Material to process
━━━━━━
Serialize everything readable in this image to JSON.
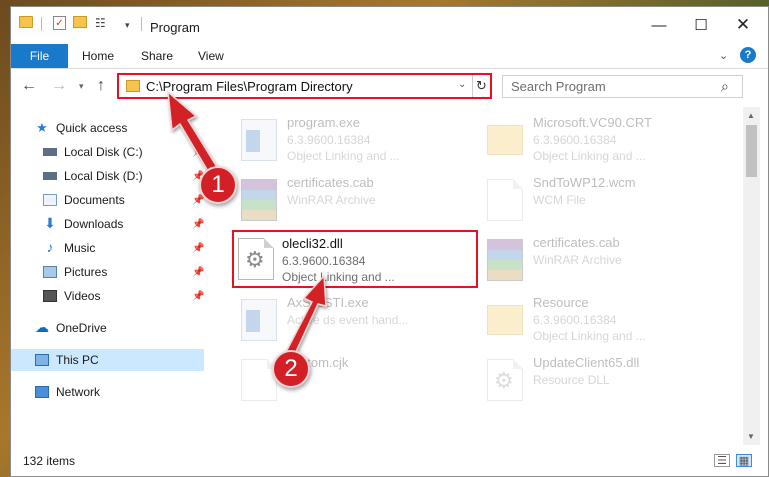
{
  "window": {
    "title": "Program",
    "controls": {
      "minimize": "—",
      "maximize": "☐",
      "close": "✕"
    }
  },
  "ribbon": {
    "tabs": [
      "File",
      "Home",
      "Share",
      "View"
    ],
    "help": "?"
  },
  "address": {
    "path": "C:\\Program Files\\Program Directory"
  },
  "search": {
    "placeholder": "Search Program"
  },
  "sidebar": {
    "items": [
      {
        "label": "Quick access",
        "icon": "star-icon"
      },
      {
        "label": "Local Disk (C:)",
        "icon": "drive-icon",
        "pinned": true
      },
      {
        "label": "Local Disk (D:)",
        "icon": "drive-icon",
        "pinned": true
      },
      {
        "label": "Documents",
        "icon": "documents-icon",
        "pinned": true
      },
      {
        "label": "Downloads",
        "icon": "download-icon",
        "pinned": true
      },
      {
        "label": "Music",
        "icon": "music-icon",
        "pinned": true
      },
      {
        "label": "Pictures",
        "icon": "pictures-icon",
        "pinned": true
      },
      {
        "label": "Videos",
        "icon": "videos-icon",
        "pinned": true
      },
      {
        "label": "OneDrive",
        "icon": "cloud-icon"
      },
      {
        "label": "This PC",
        "icon": "computer-icon",
        "selected": true
      },
      {
        "label": "Network",
        "icon": "network-icon"
      }
    ]
  },
  "files": [
    {
      "name": "program.exe",
      "version": "6.3.9600.16384",
      "type": "Object Linking and ...",
      "icon": "exe-icon",
      "faded": true
    },
    {
      "name": "Microsoft.VC90.CRT",
      "version": "6.3.9600.16384",
      "type": "Object Linking and ...",
      "icon": "folder-icon",
      "faded": true
    },
    {
      "name": "certificates.cab",
      "version": "",
      "type": "WinRAR Archive",
      "icon": "archive-icon",
      "faded": true
    },
    {
      "name": "SndToWP12.wcm",
      "version": "",
      "type": "WCM File",
      "icon": "document-icon",
      "faded": true
    },
    {
      "name": "olecli32.dll",
      "version": "6.3.9600.16384",
      "type": "Object Linking and ...",
      "icon": "dll-gear-icon",
      "faded": false
    },
    {
      "name": "certificates.cab",
      "version": "",
      "type": "WinRAR Archive",
      "icon": "archive-icon",
      "faded": true
    },
    {
      "name": "AxSysSTI.exe",
      "version": "",
      "type": "Active ds event hand...",
      "icon": "exe-icon",
      "faded": true
    },
    {
      "name": "Resource",
      "version": "6.3.9600.16384",
      "type": "Object Linking and ...",
      "icon": "folder-icon",
      "faded": true
    },
    {
      "name": "custom.cjk",
      "version": "",
      "type": "",
      "icon": "document-icon",
      "faded": true
    },
    {
      "name": "UpdateClient65.dll",
      "version": "",
      "type": "Resource DLL",
      "icon": "dll-gear-icon",
      "faded": true
    }
  ],
  "status": {
    "count": "132 items"
  },
  "annotations": {
    "callout_1": "1",
    "callout_2": "2",
    "color": "#d32027"
  }
}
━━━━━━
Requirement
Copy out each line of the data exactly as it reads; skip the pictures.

Solution below
Serialize everything readable in this image to JSON.
{
  "window": {
    "title": "Program",
    "controls": {
      "minimize": "—",
      "maximize": "☐",
      "close": "✕"
    }
  },
  "ribbon": {
    "tabs": [
      "File",
      "Home",
      "Share",
      "View"
    ],
    "help": "?"
  },
  "address": {
    "path": "C:\\Program Files\\Program Directory"
  },
  "search": {
    "placeholder": "Search Program"
  },
  "sidebar": {
    "items": [
      {
        "label": "Quick access",
        "icon": "star-icon"
      },
      {
        "label": "Local Disk (C:)",
        "icon": "drive-icon",
        "pinned": true
      },
      {
        "label": "Local Disk (D:)",
        "icon": "drive-icon",
        "pinned": true
      },
      {
        "label": "Documents",
        "icon": "documents-icon",
        "pinned": true
      },
      {
        "label": "Downloads",
        "icon": "download-icon",
        "pinned": true
      },
      {
        "label": "Music",
        "icon": "music-icon",
        "pinned": true
      },
      {
        "label": "Pictures",
        "icon": "pictures-icon",
        "pinned": true
      },
      {
        "label": "Videos",
        "icon": "videos-icon",
        "pinned": true
      },
      {
        "label": "OneDrive",
        "icon": "cloud-icon"
      },
      {
        "label": "This PC",
        "icon": "computer-icon",
        "selected": true
      },
      {
        "label": "Network",
        "icon": "network-icon"
      }
    ]
  },
  "files": [
    {
      "name": "program.exe",
      "version": "6.3.9600.16384",
      "type": "Object Linking and ...",
      "icon": "exe-icon",
      "faded": true
    },
    {
      "name": "Microsoft.VC90.CRT",
      "version": "6.3.9600.16384",
      "type": "Object Linking and ...",
      "icon": "folder-icon",
      "faded": true
    },
    {
      "name": "certificates.cab",
      "version": "",
      "type": "WinRAR Archive",
      "icon": "archive-icon",
      "faded": true
    },
    {
      "name": "SndToWP12.wcm",
      "version": "",
      "type": "WCM File",
      "icon": "document-icon",
      "faded": true
    },
    {
      "name": "olecli32.dll",
      "version": "6.3.9600.16384",
      "type": "Object Linking and ...",
      "icon": "dll-gear-icon",
      "faded": false
    },
    {
      "name": "certificates.cab",
      "version": "",
      "type": "WinRAR Archive",
      "icon": "archive-icon",
      "faded": true
    },
    {
      "name": "AxSysSTI.exe",
      "version": "",
      "type": "Active ds event hand...",
      "icon": "exe-icon",
      "faded": true
    },
    {
      "name": "Resource",
      "version": "6.3.9600.16384",
      "type": "Object Linking and ...",
      "icon": "folder-icon",
      "faded": true
    },
    {
      "name": "custom.cjk",
      "version": "",
      "type": "",
      "icon": "document-icon",
      "faded": true
    },
    {
      "name": "UpdateClient65.dll",
      "version": "",
      "type": "Resource DLL",
      "icon": "dll-gear-icon",
      "faded": true
    }
  ],
  "status": {
    "count": "132 items"
  },
  "annotations": {
    "callout_1": "1",
    "callout_2": "2",
    "color": "#d32027"
  }
}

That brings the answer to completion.